- _Aim of the task_
From the listing below, work out how many lines contain "الصفحة". Reply with that number only.

- _Materials provided_
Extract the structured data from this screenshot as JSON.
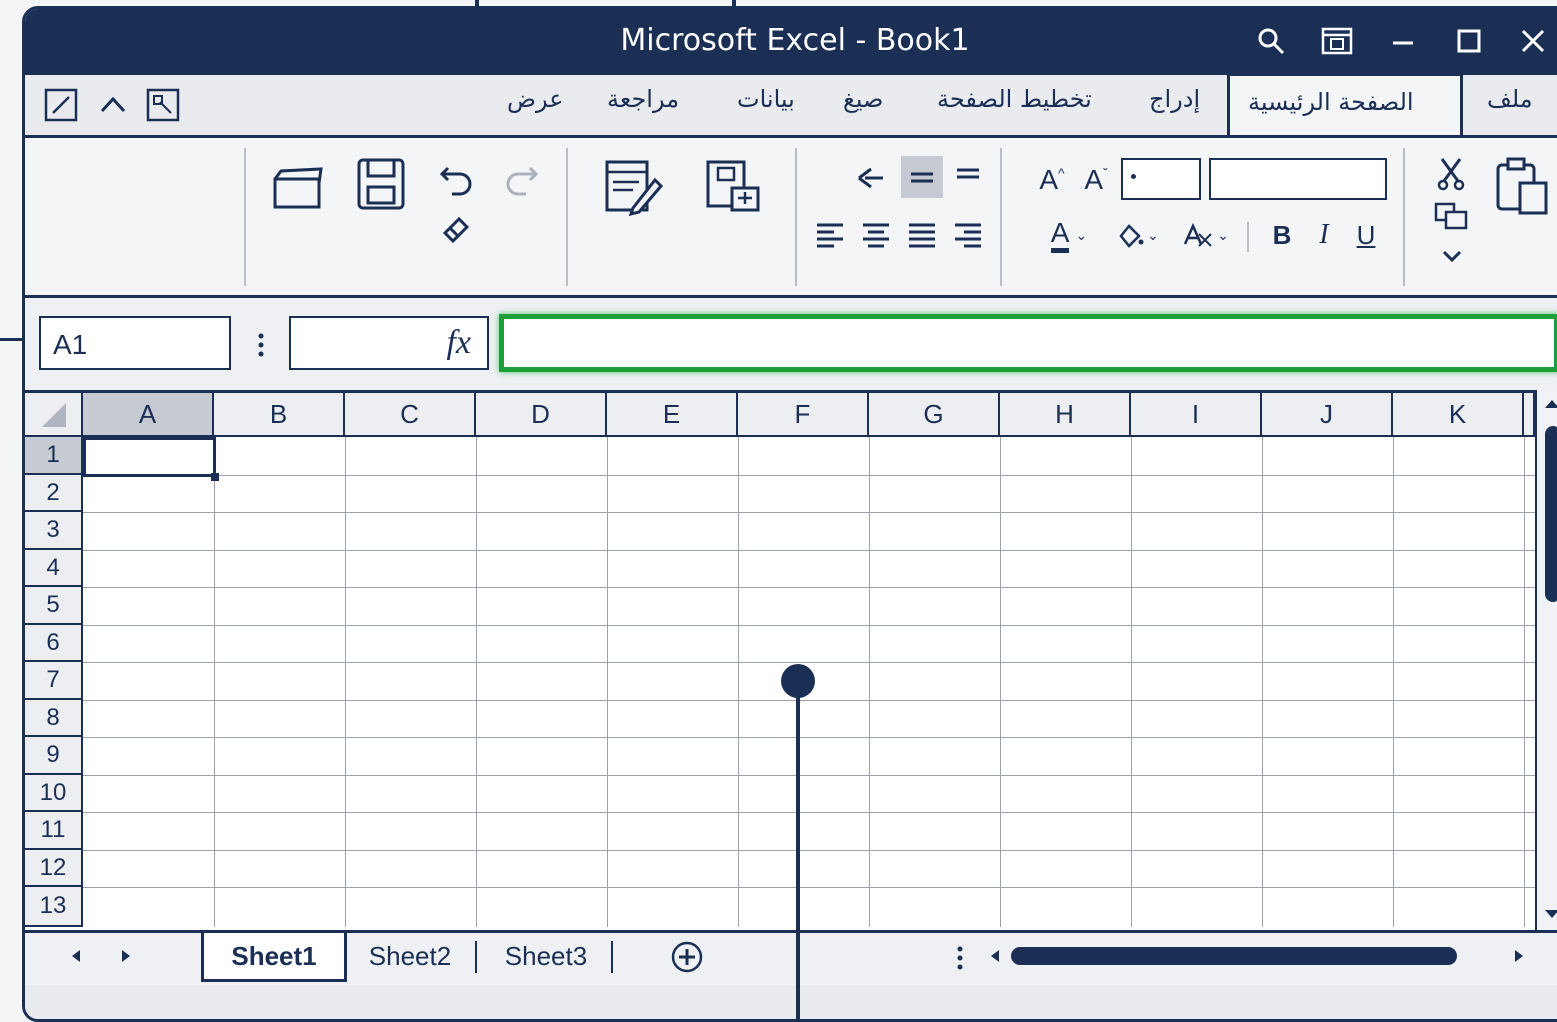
{
  "window": {
    "title": "Microsoft Excel - Book1"
  },
  "title_controls": [
    "search-icon",
    "display-options-icon",
    "minimize-icon",
    "maximize-icon",
    "close-icon"
  ],
  "ribbon_tabs": [
    {
      "label": "ملف"
    },
    {
      "label": "الصفحة الرئيسية",
      "active": true
    },
    {
      "label": "إدراج"
    },
    {
      "label": "تخطيط الصفحة"
    },
    {
      "label": "صيغ"
    },
    {
      "label": "بيانات"
    },
    {
      "label": "مراجعة"
    },
    {
      "label": "عرض"
    }
  ],
  "ribbon": {
    "font_size_value": "",
    "font_name_value": "",
    "bold": "B",
    "italic": "I",
    "underline": "U",
    "font_color": "A",
    "grow_font": "A",
    "shrink_font": "A"
  },
  "formula_bar": {
    "name_box": "A1",
    "fx_label": "fx",
    "formula_value": ""
  },
  "grid": {
    "columns": [
      "A",
      "B",
      "C",
      "D",
      "E",
      "F",
      "G",
      "H",
      "I",
      "J",
      "K"
    ],
    "rows": [
      "1",
      "2",
      "3",
      "4",
      "5",
      "6",
      "7",
      "8",
      "9",
      "10",
      "11",
      "12",
      "13"
    ],
    "selected_cell": "A1"
  },
  "sheets": [
    {
      "label": "Sheet1",
      "active": true
    },
    {
      "label": "Sheet2"
    },
    {
      "label": "Sheet3"
    }
  ],
  "colors": {
    "navy": "#1b2f55",
    "formula_highlight": "#1e9e3b"
  }
}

- _Output for this task_
2